## REQUIREMENT
Your task is to copy every line of the entries that contains "COPD".
EXTRACTED ENTRIES Start Marker
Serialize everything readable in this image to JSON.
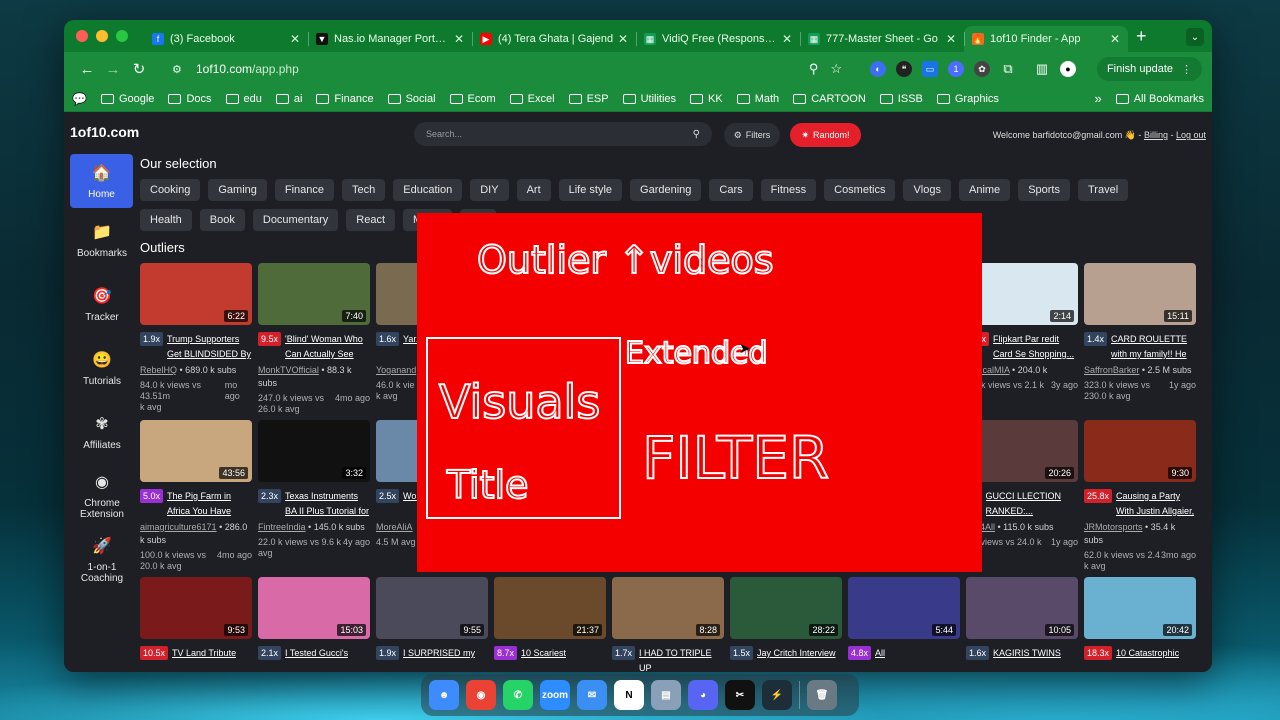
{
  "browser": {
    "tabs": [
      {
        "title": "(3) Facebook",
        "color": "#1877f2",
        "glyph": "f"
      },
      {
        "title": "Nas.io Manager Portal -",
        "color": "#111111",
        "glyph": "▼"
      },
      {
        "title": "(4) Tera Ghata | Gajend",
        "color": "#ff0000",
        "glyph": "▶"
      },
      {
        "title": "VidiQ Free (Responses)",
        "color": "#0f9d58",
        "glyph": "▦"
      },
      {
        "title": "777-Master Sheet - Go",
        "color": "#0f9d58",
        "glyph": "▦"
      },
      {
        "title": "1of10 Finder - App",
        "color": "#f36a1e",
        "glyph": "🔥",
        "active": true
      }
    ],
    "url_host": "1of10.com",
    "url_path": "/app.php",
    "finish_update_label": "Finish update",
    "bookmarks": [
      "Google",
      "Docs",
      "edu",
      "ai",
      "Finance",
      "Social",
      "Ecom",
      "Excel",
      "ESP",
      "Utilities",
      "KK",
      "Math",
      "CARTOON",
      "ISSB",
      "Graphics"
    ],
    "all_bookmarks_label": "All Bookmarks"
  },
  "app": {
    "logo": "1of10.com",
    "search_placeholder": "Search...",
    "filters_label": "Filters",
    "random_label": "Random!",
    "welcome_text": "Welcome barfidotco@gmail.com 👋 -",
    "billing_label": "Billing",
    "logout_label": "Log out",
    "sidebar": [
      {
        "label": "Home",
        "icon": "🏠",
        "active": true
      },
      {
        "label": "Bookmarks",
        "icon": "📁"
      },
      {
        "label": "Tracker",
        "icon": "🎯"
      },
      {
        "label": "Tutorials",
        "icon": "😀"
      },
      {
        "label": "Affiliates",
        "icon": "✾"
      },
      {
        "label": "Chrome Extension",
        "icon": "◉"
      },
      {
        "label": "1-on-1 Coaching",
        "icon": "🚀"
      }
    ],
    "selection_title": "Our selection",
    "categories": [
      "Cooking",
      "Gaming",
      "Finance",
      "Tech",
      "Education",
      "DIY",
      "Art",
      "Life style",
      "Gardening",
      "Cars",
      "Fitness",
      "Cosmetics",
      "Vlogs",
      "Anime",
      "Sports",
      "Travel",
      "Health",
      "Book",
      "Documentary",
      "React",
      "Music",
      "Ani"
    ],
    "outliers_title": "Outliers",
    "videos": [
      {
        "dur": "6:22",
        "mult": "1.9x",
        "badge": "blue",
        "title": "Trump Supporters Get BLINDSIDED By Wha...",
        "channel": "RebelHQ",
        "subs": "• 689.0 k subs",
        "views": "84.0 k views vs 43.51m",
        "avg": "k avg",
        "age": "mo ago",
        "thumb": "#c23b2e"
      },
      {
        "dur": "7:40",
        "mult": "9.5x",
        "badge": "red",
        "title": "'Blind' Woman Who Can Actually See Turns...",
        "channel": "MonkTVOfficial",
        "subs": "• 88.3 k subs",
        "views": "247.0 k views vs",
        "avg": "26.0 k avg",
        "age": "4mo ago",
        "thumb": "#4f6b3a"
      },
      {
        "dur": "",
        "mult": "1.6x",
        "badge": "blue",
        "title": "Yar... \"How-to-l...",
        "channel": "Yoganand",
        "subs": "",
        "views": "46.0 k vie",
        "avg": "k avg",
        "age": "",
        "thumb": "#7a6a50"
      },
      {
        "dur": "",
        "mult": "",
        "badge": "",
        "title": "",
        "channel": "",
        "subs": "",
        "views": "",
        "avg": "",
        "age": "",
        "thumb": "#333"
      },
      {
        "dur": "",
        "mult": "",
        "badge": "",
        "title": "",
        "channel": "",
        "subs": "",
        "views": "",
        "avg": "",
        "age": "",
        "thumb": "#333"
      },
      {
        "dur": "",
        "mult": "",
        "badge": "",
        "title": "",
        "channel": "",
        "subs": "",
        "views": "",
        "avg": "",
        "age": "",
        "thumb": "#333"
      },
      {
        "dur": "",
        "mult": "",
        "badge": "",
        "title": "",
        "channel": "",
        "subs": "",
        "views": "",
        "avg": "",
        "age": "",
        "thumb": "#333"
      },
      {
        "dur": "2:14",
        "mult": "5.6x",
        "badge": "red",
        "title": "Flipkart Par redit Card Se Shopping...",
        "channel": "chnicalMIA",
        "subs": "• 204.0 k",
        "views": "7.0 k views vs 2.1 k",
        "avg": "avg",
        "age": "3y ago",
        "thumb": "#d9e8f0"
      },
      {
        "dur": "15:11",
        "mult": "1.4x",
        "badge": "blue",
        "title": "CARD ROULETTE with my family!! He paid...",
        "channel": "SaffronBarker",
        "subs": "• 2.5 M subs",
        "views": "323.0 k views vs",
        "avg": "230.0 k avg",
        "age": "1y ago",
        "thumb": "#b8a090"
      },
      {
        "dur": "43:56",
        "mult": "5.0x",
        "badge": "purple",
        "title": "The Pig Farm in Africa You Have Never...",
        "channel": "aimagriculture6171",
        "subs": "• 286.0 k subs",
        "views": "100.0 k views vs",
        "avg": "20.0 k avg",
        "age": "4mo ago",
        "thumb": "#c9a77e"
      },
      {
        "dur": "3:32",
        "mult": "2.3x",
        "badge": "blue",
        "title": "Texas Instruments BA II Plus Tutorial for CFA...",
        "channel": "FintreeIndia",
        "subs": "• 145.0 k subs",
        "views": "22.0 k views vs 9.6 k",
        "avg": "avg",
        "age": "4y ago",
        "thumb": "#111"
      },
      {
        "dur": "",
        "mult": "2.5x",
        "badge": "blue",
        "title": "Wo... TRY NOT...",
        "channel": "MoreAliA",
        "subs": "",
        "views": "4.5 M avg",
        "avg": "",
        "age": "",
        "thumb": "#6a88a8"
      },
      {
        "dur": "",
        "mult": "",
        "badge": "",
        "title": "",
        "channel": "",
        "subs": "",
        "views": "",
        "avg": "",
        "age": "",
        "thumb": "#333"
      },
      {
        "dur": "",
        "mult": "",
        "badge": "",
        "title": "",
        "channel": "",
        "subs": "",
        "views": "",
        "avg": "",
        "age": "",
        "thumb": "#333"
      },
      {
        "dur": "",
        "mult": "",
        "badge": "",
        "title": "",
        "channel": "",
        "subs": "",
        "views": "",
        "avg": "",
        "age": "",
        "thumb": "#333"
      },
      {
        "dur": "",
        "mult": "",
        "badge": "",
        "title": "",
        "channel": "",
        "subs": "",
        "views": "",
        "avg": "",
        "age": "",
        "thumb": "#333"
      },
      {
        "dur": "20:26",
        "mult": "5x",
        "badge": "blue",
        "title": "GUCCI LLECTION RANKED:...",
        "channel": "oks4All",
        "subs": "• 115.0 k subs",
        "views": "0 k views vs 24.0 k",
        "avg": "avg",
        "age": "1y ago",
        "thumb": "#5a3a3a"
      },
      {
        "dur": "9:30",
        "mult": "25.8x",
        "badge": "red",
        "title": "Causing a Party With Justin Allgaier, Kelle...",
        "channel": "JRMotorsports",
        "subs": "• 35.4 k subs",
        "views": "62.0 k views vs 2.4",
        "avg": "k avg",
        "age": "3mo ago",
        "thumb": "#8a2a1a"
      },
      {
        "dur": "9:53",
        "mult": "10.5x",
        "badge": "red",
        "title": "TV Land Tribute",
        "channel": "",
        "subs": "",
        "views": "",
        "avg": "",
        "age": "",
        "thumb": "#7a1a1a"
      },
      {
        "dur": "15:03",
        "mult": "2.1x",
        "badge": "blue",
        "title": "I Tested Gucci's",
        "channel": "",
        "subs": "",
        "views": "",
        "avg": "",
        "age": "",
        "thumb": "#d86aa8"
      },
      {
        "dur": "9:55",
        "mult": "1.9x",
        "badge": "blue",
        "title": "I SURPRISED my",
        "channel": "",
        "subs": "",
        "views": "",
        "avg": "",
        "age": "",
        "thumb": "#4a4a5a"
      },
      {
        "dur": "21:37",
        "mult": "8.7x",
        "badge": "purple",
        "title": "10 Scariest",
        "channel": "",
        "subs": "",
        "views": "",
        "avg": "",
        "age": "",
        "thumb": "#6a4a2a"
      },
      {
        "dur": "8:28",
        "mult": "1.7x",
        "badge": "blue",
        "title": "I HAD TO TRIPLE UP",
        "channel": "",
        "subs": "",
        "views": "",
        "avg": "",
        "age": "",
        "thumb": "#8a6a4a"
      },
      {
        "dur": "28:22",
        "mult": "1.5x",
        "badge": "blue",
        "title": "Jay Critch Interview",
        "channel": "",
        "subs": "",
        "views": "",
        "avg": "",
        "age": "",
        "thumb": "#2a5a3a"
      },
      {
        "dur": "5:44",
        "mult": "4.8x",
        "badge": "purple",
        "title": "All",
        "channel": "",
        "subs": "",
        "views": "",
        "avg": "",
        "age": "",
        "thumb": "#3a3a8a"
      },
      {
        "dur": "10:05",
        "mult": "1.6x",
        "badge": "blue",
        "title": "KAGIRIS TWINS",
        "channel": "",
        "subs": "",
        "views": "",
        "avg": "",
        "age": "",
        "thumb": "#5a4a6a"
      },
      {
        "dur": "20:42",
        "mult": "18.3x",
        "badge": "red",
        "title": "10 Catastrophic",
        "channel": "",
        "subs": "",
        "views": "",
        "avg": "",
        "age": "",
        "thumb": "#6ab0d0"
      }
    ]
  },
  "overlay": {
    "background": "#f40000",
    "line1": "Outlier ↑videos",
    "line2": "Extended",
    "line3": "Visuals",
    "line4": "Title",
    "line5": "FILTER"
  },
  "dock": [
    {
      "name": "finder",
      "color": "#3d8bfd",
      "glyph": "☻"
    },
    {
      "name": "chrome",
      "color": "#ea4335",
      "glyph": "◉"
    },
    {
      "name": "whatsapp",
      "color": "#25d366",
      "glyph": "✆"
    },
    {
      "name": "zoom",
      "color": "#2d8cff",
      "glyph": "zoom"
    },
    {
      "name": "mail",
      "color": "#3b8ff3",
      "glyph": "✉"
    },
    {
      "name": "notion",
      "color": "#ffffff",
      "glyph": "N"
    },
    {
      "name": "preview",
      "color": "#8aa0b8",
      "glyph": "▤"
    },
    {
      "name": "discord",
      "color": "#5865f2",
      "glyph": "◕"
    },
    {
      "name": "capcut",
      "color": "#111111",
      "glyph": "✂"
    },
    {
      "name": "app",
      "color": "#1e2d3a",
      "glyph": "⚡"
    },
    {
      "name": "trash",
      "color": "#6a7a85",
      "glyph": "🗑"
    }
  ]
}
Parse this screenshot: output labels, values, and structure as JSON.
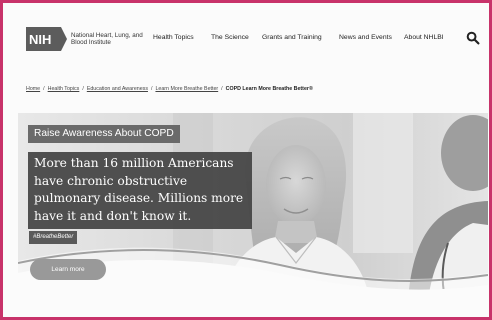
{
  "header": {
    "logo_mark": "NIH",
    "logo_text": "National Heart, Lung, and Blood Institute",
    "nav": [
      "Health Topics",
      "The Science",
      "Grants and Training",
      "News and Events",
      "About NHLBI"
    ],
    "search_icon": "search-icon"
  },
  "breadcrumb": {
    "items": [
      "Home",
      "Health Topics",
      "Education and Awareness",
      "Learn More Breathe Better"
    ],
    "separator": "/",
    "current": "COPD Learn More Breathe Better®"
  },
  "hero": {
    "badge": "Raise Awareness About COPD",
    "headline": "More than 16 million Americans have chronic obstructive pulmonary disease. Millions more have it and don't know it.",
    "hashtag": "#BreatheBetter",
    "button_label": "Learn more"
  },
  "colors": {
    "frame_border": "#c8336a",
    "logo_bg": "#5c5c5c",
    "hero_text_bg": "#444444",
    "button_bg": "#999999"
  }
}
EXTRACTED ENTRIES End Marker
## OUTPUT FOR THIS TASK
    "current": "COPD Learn More Breathe Better®"
    "badge": "Raise Awareness About COPD",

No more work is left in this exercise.